It’s a short and over-simplified game for what it’s worth. Rime Berta has no shops, no items, no side-quests and absolutely no worthwhile content to hold you over for longer than perhaps 30 to 40 minutes per sitting. Every battle is the same as the last, without any note-worthy special conditions to fulfill nor any other tactical requirement besides flower-punching everything down your way and spamming heals; the addition of new classes as you advance merely made me question when and if I was ever going to see a Japanese Ken figure pop up and do a Tuxedo Mask impression or something. But alas, males don’t seem to hold much weight in this fairy tale.
I liked the music. There isn’t a great amount of variety, but what I did hear showed to me that the composer put some soul into the beats and the folkloric playing out during battles at least added a semblance of ambient to an otherwise barren experience. Japanese voice-overs give the game a certain amount of charm, but sadly, like I said, there isn’t a lot to invest in listening to it. I’m torn with my opinion over the art style. One the one hand, I realize the light-hearted tale demands a certain childish air about it, but on the other, couldn’t they have done a bit better than kiddy-doodles for the character art? I dunno, I’m not one with a lot of artistic sense, but with everything coupled together I almost felt like this Young-Girl Doll Edition of a tactics RPG might not be my cup of tea.

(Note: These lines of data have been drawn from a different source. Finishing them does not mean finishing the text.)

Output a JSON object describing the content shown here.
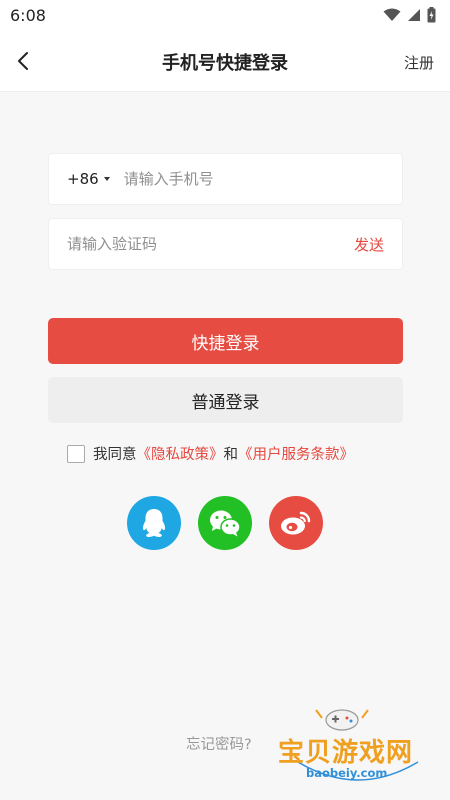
{
  "status_bar": {
    "time": "6:08"
  },
  "header": {
    "title": "手机号快捷登录",
    "register_label": "注册"
  },
  "phone_field": {
    "country_code": "+86",
    "placeholder": "请输入手机号",
    "value": ""
  },
  "code_field": {
    "placeholder": "请输入验证码",
    "value": "",
    "send_label": "发送"
  },
  "buttons": {
    "quick_login": "快捷登录",
    "normal_login": "普通登录"
  },
  "agreement": {
    "prefix": "我同意",
    "privacy_link": "《隐私政策》",
    "joiner": "和",
    "terms_link": "《用户服务条款》",
    "checked": false
  },
  "social_icons": [
    "qq-icon",
    "wechat-icon",
    "weibo-icon"
  ],
  "forgot_password": "忘记密码?",
  "watermark": {
    "text": "宝贝游戏网",
    "url": "baobeiy.com"
  },
  "colors": {
    "accent": "#e64c42",
    "qq": "#1fa7e4",
    "wechat": "#22c024",
    "weibo": "#e64c42"
  }
}
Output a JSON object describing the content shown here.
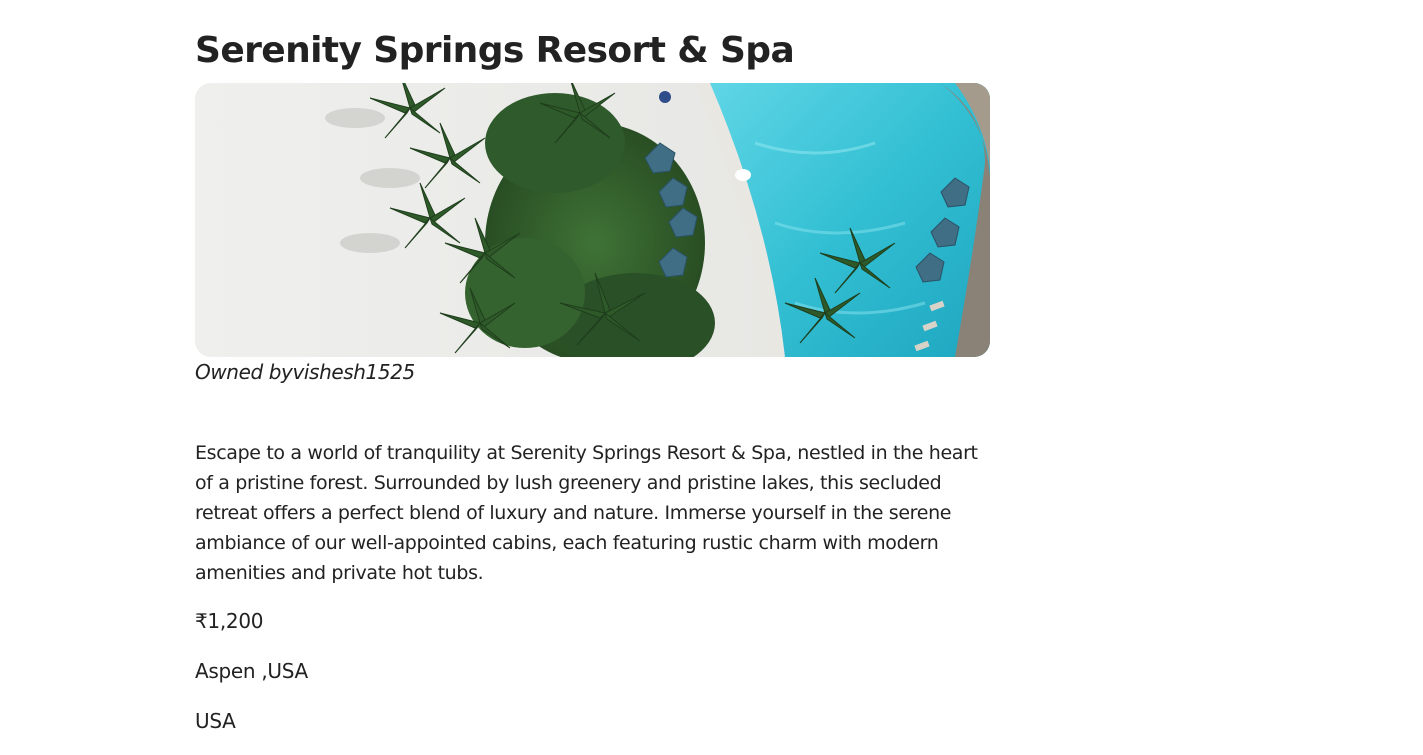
{
  "listing": {
    "title": "Serenity Springs Resort & Spa",
    "image_alt": "Aerial view of beach, palm trees and pool",
    "owner_prefix": "Owned by",
    "owner_username": "vishesh1525",
    "description": "Escape to a world of tranquility at Serenity Springs Resort & Spa, nestled in the heart of a pristine forest. Surrounded by lush greenery and pristine lakes, this secluded retreat offers a perfect blend of luxury and nature. Immerse yourself in the serene ambiance of our well-appointed cabins, each featuring rustic charm with modern amenities and private hot tubs.",
    "price": "₹1,200",
    "location": "Aspen ,USA",
    "country": "USA"
  },
  "colors": {
    "text": "#222222",
    "sand": "#ececea",
    "pool": "#3cc4d6",
    "foliage": "#2f5a2c",
    "umbrella": "#3f6e85"
  }
}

I’d say give it a go and try it out for yourself. Rime Berta IS childish and it certainly IS an inferior copy of what tactic RPG players know and love, and I MIGHT be sounding overly misogynistic with this review, but know that if you want a simple adventure with slow-paced tactics battles and you don’t care about a good story, you might find a place in your heart for this unpolished gem.